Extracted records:

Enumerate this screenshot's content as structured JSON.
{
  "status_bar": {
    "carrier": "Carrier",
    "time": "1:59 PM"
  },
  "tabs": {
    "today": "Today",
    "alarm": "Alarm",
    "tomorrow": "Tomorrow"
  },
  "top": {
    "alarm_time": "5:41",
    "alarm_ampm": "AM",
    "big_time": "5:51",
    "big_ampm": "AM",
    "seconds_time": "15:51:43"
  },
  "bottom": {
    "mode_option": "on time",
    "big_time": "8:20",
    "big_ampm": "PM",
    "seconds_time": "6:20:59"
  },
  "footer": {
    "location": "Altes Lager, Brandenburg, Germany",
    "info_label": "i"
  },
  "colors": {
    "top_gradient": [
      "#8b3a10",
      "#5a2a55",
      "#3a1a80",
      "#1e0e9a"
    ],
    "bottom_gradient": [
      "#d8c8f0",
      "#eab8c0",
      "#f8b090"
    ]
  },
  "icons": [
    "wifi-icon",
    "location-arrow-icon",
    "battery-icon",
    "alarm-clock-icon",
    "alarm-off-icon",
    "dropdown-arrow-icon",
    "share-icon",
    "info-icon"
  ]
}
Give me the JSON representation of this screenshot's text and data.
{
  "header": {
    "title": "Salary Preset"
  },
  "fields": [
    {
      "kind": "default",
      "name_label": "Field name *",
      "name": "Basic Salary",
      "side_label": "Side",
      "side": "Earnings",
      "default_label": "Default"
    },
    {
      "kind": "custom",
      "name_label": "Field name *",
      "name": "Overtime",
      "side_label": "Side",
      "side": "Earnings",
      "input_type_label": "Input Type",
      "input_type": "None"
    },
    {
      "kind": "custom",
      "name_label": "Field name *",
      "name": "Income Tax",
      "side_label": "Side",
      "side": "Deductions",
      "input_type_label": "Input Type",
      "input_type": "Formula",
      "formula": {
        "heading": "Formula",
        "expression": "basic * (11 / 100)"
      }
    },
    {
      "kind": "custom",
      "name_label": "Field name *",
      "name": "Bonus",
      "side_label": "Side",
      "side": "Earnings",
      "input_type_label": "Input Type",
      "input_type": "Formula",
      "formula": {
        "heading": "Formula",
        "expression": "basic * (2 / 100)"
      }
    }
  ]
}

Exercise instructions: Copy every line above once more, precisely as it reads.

Task output:
Enumerate this screenshot's content as structured JSON.
{
  "status_bar": {
    "carrier": "Carrier",
    "time": "1:59 PM"
  },
  "tabs": {
    "today": "Today",
    "alarm": "Alarm",
    "tomorrow": "Tomorrow"
  },
  "top": {
    "alarm_time": "5:41",
    "alarm_ampm": "AM",
    "big_time": "5:51",
    "big_ampm": "AM",
    "seconds_time": "15:51:43"
  },
  "bottom": {
    "mode_option": "on time",
    "big_time": "8:20",
    "big_ampm": "PM",
    "seconds_time": "6:20:59"
  },
  "footer": {
    "location": "Altes Lager, Brandenburg, Germany",
    "info_label": "i"
  },
  "colors": {
    "top_gradient": [
      "#8b3a10",
      "#5a2a55",
      "#3a1a80",
      "#1e0e9a"
    ],
    "bottom_gradient": [
      "#d8c8f0",
      "#eab8c0",
      "#f8b090"
    ]
  },
  "icons": [
    "wifi-icon",
    "location-arrow-icon",
    "battery-icon",
    "alarm-clock-icon",
    "alarm-off-icon",
    "dropdown-arrow-icon",
    "share-icon",
    "info-icon"
  ]
}
Give me the JSON representation of this screenshot's text and data.
{
  "header": {
    "title": "Salary Preset"
  },
  "fields": [
    {
      "kind": "default",
      "name_label": "Field name *",
      "name": "Basic Salary",
      "side_label": "Side",
      "side": "Earnings",
      "default_label": "Default"
    },
    {
      "kind": "custom",
      "name_label": "Field name *",
      "name": "Overtime",
      "side_label": "Side",
      "side": "Earnings",
      "input_type_label": "Input Type",
      "input_type": "None"
    },
    {
      "kind": "custom",
      "name_label": "Field name *",
      "name": "Income Tax",
      "side_label": "Side",
      "side": "Deductions",
      "input_type_label": "Input Type",
      "input_type": "Formula",
      "formula": {
        "heading": "Formula",
        "expression": "basic * (11 / 100)"
      }
    },
    {
      "kind": "custom",
      "name_label": "Field name *",
      "name": "Bonus",
      "side_label": "Side",
      "side": "Earnings",
      "input_type_label": "Input Type",
      "input_type": "Formula",
      "formula": {
        "heading": "Formula",
        "expression": "basic * (2 / 100)"
      }
    }
  ]
}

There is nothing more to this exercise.